Although people often think a dental emergency would involve a broken or knocked-out tooth, there are other types of dental problem that require an emergency visit to the dentist. An abscessed tooth is a serious problem that may require immediate treatment.
What is an abscess?
A tooth abscess is caused by an infection around the bottom of the tooth, which leads to a build-up of pus. It can be caused by tooth decay or by a chipped or broken tooth where a gap in the enamel allows harmful bacteria into the tooth.
What are the symptoms?
An abscess may be extremely painful, which will be enough in itself to send you to an emergency dentist. It may also be accompanied by swelling in the face around the affected area or enlargement of the lymph glands. You may also experience a bad taste in your mouth, and the symptoms may be accompanied by a fever.
Why is it an emergency?
An abscess can be painful enough in itself that it prevents you from sleeping or getting on with your normal life. If left untreated, the infection can spread to other parts of the jaw of the head and neck, and eventually even lead to an abscess in the brain. An untreated tooth abscess can become life-threatening, so if you have the symptoms, you should see a dentist as soon as possible.
What is the treatment?
How your dentist treats the abscess will depend upon how far it has spread and how serious it is. You may be given antibiotics to treat the underlying infection and have the abscess lanced to drain the pus. More serious cases may need root canal treatment, in which the underneath of the tooth is cleaned out and filled and sealed. If the tooth can't be saved, it may have to be removed. By and large, the sooner the abscess is treated, the less severe it will be, and the easier it will be to deal with.
How can it be prevented?
Generally, good oral hygiene will prevent abscesses. Brush and floss twice a day, avoid sugary foods and make sure you get regular dental check-ups.
An abscess is a painful and dangerous problem which should be treated as an emergency. Get in touch with your emergency dentist as soon as you experience the symptoms, and it should not be easy - and relatively pain-free to treat.Share
19 September 2019

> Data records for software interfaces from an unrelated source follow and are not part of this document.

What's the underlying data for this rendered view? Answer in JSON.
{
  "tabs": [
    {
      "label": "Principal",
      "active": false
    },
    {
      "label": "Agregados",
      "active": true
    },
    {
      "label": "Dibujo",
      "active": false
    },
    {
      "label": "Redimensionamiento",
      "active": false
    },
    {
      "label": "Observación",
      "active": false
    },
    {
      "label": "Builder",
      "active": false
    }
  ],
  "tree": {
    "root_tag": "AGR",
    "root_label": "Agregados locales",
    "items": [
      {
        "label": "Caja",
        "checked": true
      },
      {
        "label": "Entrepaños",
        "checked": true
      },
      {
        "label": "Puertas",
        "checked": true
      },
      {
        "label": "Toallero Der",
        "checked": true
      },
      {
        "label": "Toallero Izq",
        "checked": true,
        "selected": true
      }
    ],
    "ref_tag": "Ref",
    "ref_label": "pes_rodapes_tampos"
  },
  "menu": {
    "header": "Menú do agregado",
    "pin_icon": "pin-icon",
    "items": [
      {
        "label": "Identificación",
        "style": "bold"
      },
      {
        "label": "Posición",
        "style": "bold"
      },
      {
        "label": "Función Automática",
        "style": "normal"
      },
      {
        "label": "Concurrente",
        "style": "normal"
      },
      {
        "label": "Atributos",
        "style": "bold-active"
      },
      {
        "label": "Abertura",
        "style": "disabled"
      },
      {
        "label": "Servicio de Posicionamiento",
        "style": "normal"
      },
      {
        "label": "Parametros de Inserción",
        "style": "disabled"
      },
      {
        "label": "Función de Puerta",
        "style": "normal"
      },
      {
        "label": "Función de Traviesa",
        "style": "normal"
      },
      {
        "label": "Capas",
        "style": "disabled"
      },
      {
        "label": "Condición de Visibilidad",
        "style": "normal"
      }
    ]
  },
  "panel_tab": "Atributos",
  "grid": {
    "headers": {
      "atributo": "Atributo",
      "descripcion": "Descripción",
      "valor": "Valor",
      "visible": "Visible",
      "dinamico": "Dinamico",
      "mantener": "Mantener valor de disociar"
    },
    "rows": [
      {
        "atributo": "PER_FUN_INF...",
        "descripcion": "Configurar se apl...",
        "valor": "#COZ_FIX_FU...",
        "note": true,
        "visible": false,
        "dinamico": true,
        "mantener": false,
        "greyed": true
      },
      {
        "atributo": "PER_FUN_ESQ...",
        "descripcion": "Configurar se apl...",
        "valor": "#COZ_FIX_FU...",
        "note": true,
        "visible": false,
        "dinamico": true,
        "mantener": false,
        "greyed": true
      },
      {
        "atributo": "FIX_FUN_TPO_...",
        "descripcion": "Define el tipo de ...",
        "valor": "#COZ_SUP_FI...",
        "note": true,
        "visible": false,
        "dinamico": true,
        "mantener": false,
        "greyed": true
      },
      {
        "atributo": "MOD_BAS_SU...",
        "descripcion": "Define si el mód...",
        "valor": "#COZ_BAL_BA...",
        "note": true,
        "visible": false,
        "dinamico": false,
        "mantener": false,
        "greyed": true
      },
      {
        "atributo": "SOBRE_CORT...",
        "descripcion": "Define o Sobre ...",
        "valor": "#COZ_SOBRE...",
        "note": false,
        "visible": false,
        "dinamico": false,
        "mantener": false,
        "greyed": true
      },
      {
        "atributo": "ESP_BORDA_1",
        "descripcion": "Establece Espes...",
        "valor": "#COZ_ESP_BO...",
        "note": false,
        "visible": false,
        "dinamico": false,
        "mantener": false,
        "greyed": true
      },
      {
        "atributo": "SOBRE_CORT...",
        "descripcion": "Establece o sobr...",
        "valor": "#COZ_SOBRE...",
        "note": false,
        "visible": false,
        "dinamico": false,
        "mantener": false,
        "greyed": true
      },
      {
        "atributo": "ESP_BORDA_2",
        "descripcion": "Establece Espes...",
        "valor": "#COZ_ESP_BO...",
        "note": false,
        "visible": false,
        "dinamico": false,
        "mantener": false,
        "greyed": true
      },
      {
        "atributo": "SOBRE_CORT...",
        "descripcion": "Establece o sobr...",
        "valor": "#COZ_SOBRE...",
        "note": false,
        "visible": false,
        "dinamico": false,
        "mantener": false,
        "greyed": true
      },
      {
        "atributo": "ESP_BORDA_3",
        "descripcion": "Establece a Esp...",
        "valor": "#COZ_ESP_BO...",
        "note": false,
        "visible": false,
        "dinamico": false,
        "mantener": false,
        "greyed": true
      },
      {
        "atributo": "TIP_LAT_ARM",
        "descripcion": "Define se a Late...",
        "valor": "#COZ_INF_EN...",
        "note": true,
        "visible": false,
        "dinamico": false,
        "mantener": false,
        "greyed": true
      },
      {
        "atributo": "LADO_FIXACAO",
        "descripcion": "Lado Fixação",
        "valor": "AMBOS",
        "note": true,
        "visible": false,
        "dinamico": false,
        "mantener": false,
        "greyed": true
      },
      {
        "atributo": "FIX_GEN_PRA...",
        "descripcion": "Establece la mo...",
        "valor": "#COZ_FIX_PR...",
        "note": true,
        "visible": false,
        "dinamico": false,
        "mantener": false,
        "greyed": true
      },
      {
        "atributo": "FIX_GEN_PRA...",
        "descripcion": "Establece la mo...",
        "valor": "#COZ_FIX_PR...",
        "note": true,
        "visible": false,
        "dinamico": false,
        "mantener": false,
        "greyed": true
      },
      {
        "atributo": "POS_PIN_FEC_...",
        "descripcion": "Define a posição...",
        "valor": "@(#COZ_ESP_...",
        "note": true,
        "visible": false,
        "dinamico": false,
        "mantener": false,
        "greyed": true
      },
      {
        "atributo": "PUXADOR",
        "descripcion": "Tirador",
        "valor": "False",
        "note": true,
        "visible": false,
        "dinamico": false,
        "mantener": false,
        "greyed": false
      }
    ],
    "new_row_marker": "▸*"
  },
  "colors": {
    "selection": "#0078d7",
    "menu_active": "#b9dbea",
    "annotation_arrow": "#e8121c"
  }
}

Hi! Welcome to my blog! My name is Kerry, and this blog is focused on dental fillings. It looks at the history of fillings, options for contemporary fillings, how to protect your fillings, when to replace them and much more. If you have ever had a cavity filled or if you are planning to get a tooth filled, you will find the information in this blog useful. I try to look at fillings from all angles, and I even plan to look at how to avoid fillings through proper dental hygiene and sealants. Thanks for reading, and I hope you find the info intellectually "filling."